By Dave B.
In Jack Ryan (Amazon), the eponymous character (played ably by John Krasinski) finds himself embroiled in a battle of wits and will against a ruthless international terrorist. From the computer screen to the battlefield, Ryan uses his incomparable intellect, fighting prowess, and unwavering moral certitude to uncover the dastardly terrorist’s ultimate plot.
There are a lot of things about Jack Ryan that work extremely well. The supporting cast is wonderful. Wendell Pierce (as Ryan’s boss, James Greer), Ali Suliman (as the terrorist mastermind, Suleiman) and Dina Shihabi (as Suleiman’s wife) all deliver Emmy-caliber performances. Their characters have complex personalities and backstories, as well. The series’ action sequences excel; In fact, I’m actually impressed by how much they excel. I wasn't expecting this show to full of adrenaline-pumping tension, but it is. The tone of the episodes doesn’t disappoint either. Jack Ryan isn’t particularly unique, but it solidly checks most of the boxes in the international terrorist genre, while managing to be entertaining. However…

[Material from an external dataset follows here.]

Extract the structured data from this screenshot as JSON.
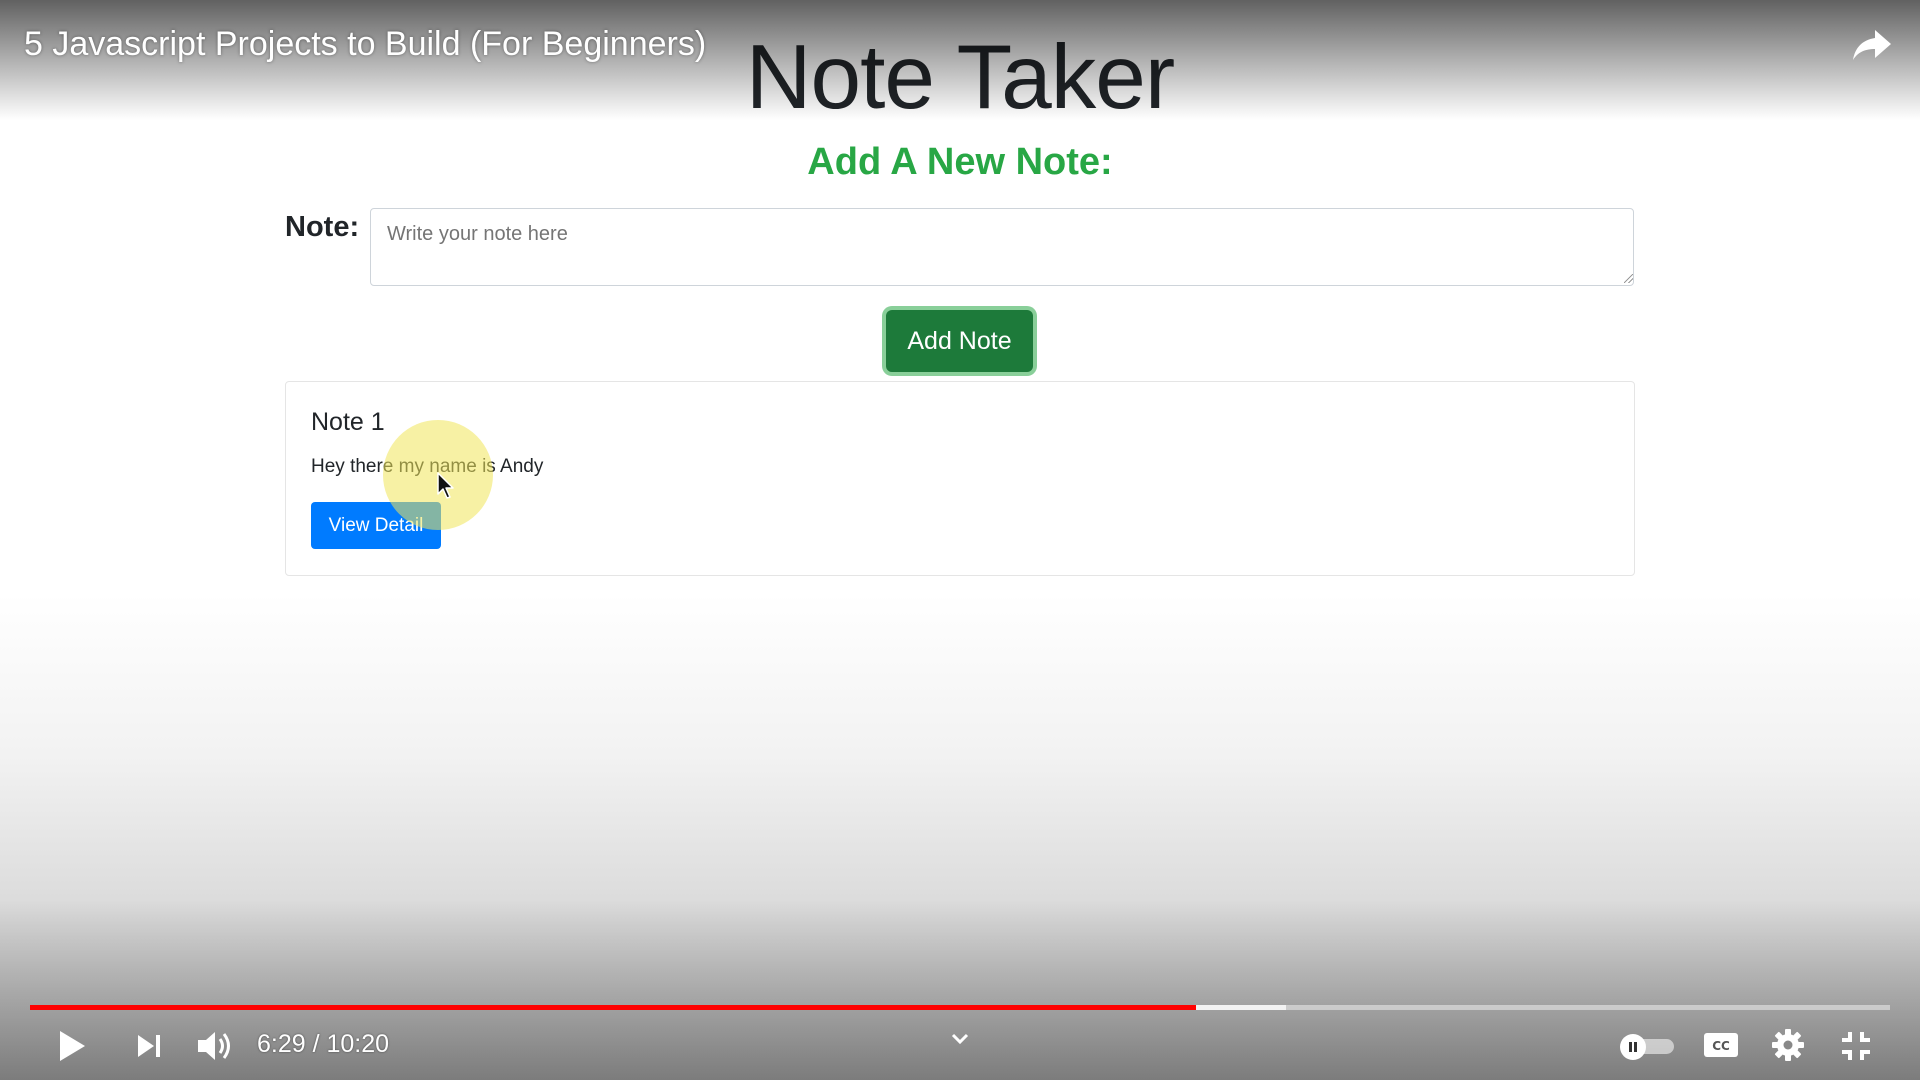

Damn, Jack Ryan is a boring character! I don’t fault Krasinski’s performance. He gives his all, but even the best actor can’t turn a half-dimensional character into a three-dimensional one. The primary problem is that Ryan is unfailing moral (by his definition of morality) and completely inflexible in his interpretation of right and wrong. I’m not saying that he needs to be written as an anti-hero (a character archetype that may be a bit overused, I admit), but there is a reason that anti-heroes have become a staple of modern entertainment: they’re complex and therefore interesting. They make compromises with their beliefs to achieve a higher good. They make mistakes. If they aren’t exactly like us, we can at least recognize ourselves in them. Ryan is unrecognizable as a human. He’s pretty much the generic Superman stereotype: unbeatable, and fundamentally dull. And Ryan’s unthinking adherence to his own moral code repeatedly leads to disasters and near-disasters. That would be alright if he was written to be a bumbling idiot, but he’s written as if he should be regarded as a near-perfect savior character.
It’s a shame that the Ryan character is such a snooze, because nearly everything else in Jack Ryan works. It’s relatively intelligent (not necessarily clever, however) and will definitely keep viewers’ attention throughout. I recommend it, especially for viewers who are just interested in pure entertainment. But if your desire is to see something in the international terrorist genre that you haven’t seen before, or something with a main character that is more compelling than a sack of wet paper, you’ll have to look elsewhere.
I have no clue what I'm doing, but I'll keep doing whatever it is to the best of my ability.